Reverend Martin Luther King Jr., in his 1967 Riverside Church Speech, hit home with some truths. He came out vehemently against the war in Vietnam ( we now have a " War ON Iraq") and pulled no punches. In his speech, Rev. King stated that silence, in the face of the horror of that war, was simply a betrayal. The mainstream media blasted him for those thoughts, and I am sure many so called liberals did the same. For it is easy to give lip service to a belief, or to honk at others in support. It takes a bit more courage and conviction to stand tall for a principle. Elie Wiesel, holocaust survivor and scholar, put it even more succinctly; " What hurts the victim most is not the cruelty of the oppressor, but the silence of the bystander."
As our president continually ships and reships our young, mostly low income at that, to patrol "streets of anger" thousands of miles from home, what do we say to that? As the British medical journal Lancet speculates the Iraqi civilian dead at over 600,000, what do we say to that? Some mourn and salute, showing those yellow ribbons and the stars and stripes so proudly, only for the 3000 plus American dead, and the ( now ) 150,000 others who gamble with Mr. Grim Reaper each day. Do they still support the foreign policies of Bush and Company? Do they comprehend that you do not carpet bomb, invade and occupy a sovereign nation, based upon lies and half truths? Do they realize the audacity of anyone, of any politician, to demand that the invaded and destroyed and occupied nation should now " get its
act together and defend itself " from the very civil war that we caused?
More importantly, what of the overwhelming majority of those Americans who do not support this mess in Iraq, and never did? When will they finally understand what Rev. King and Eli Wiesel meant? We are reaching the first stage of a critical mass of events.... the street corners are still mostly empty. Silence is betrayal.

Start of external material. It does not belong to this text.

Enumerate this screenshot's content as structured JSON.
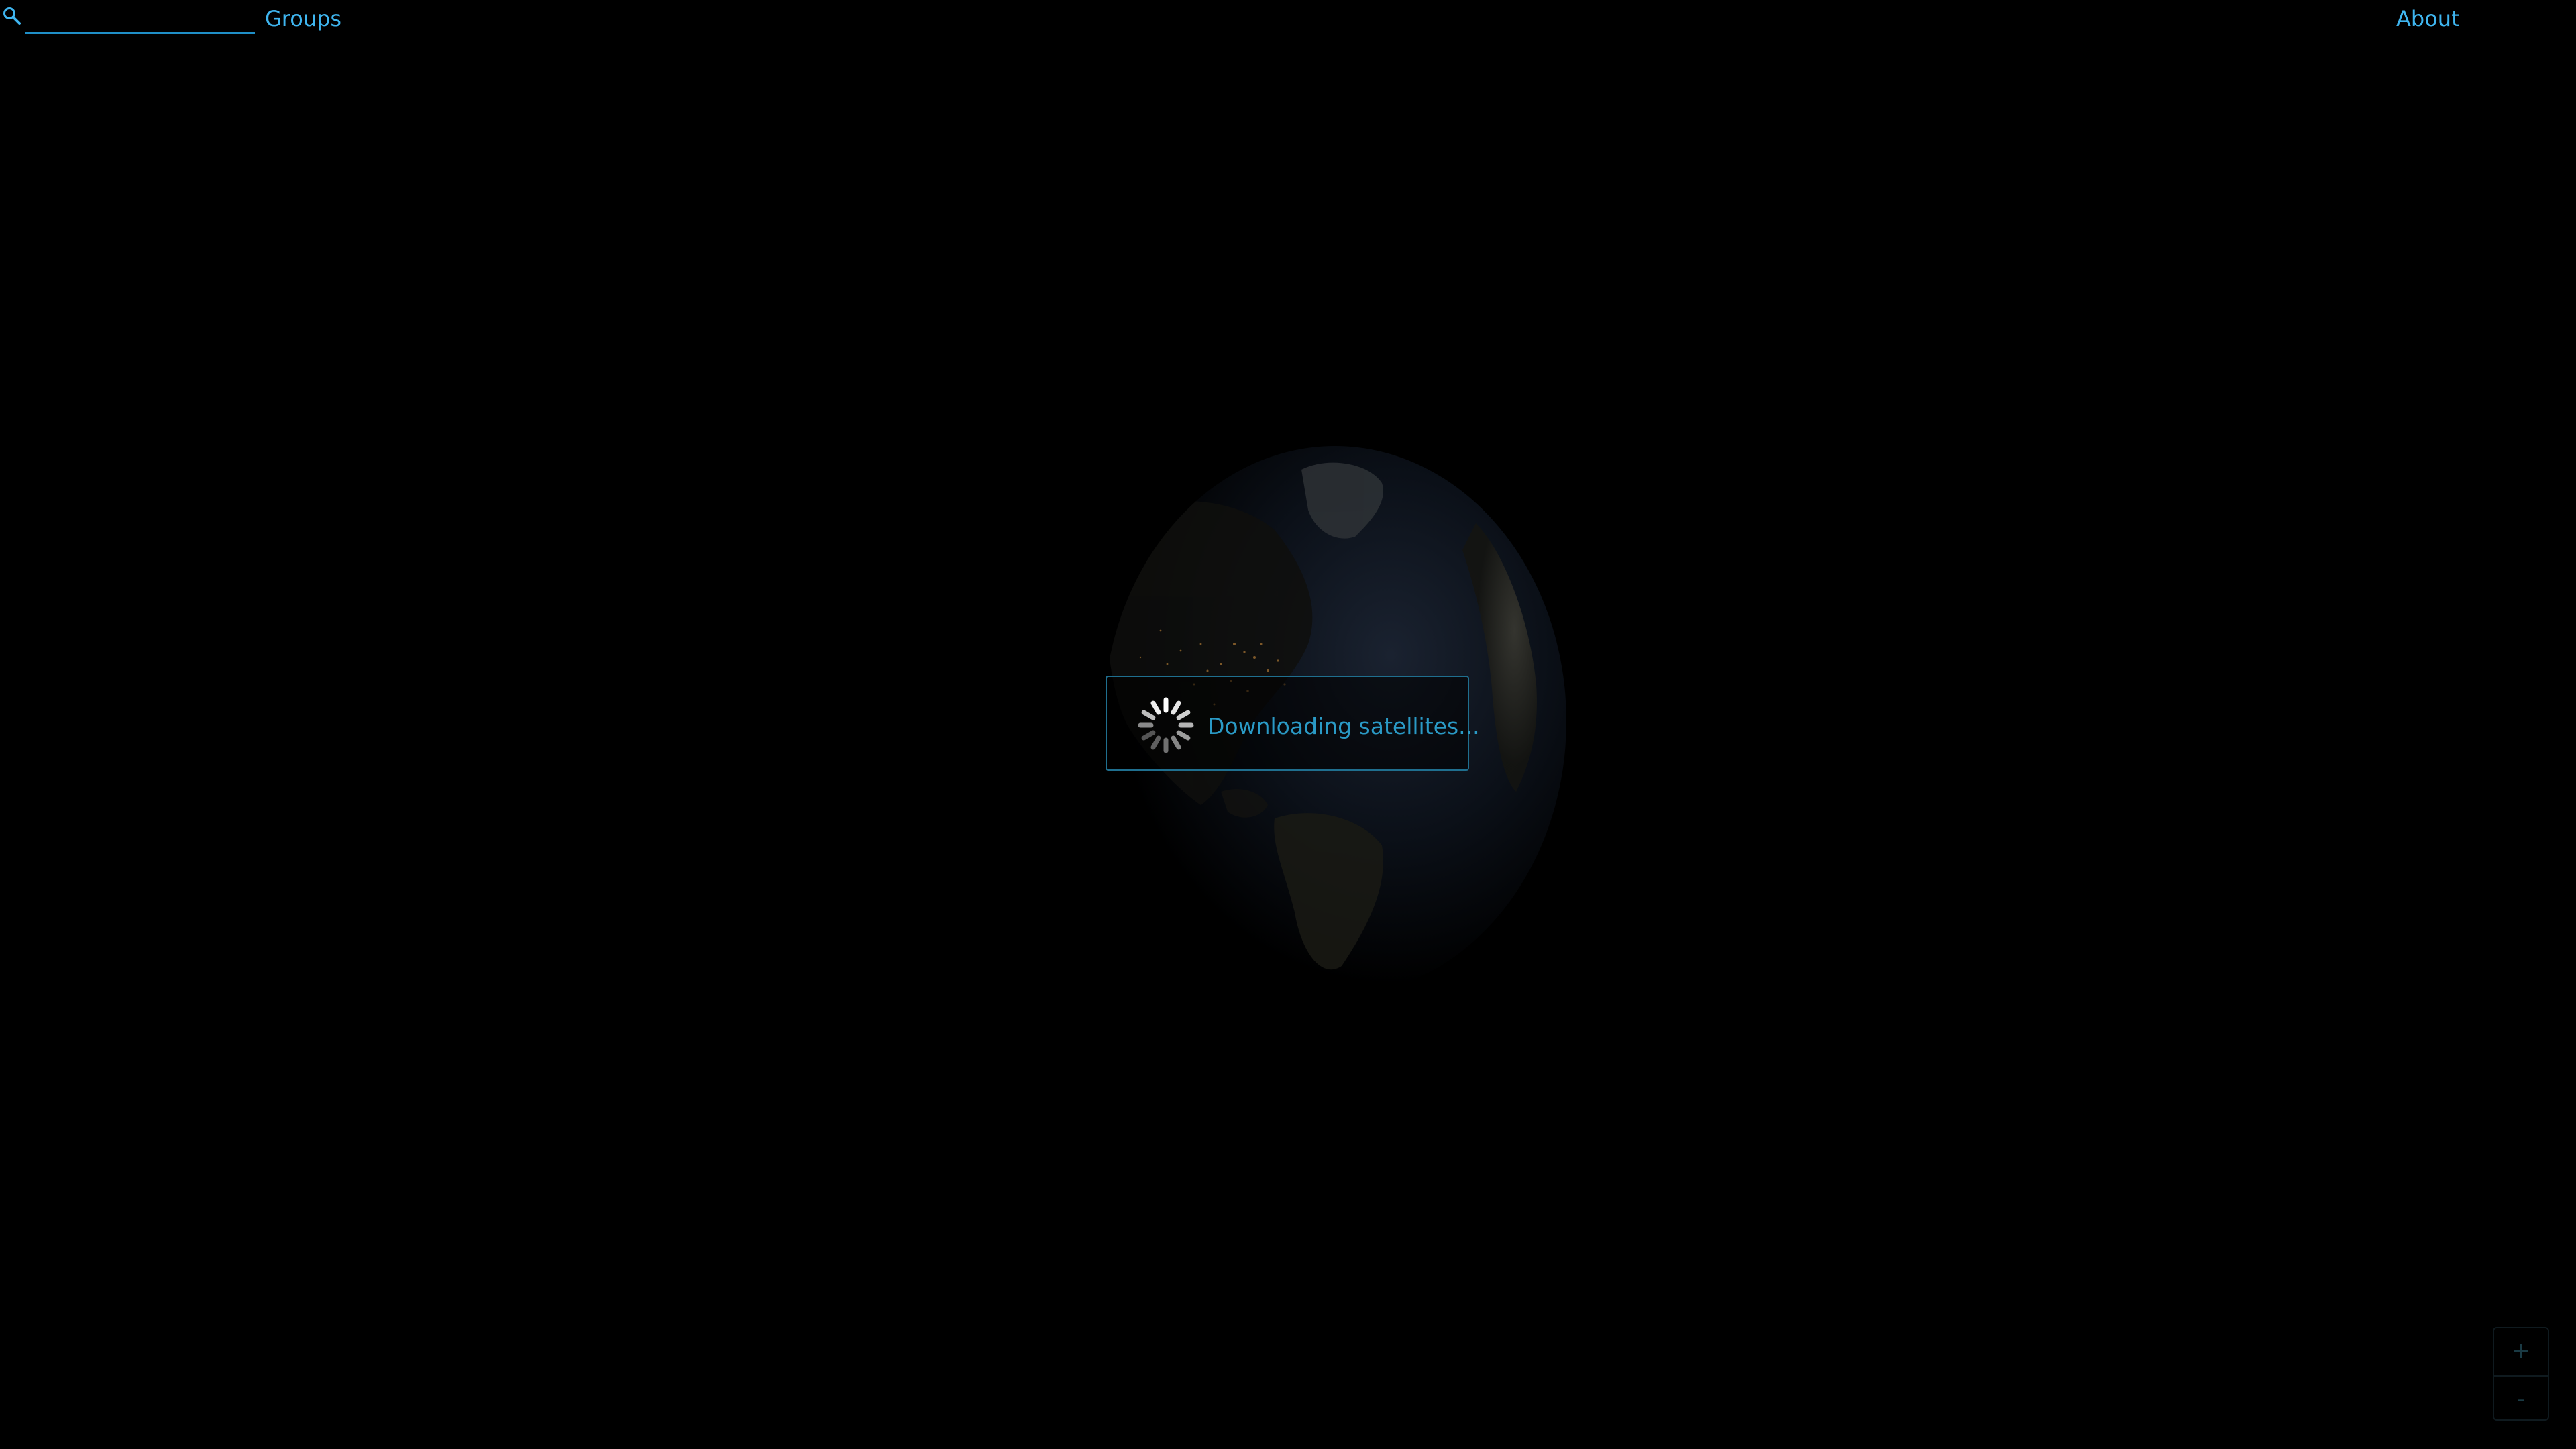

Philip A Farruggio
( Philip A Farruggio is a columnist, activist leader and small businessman. he can be reached at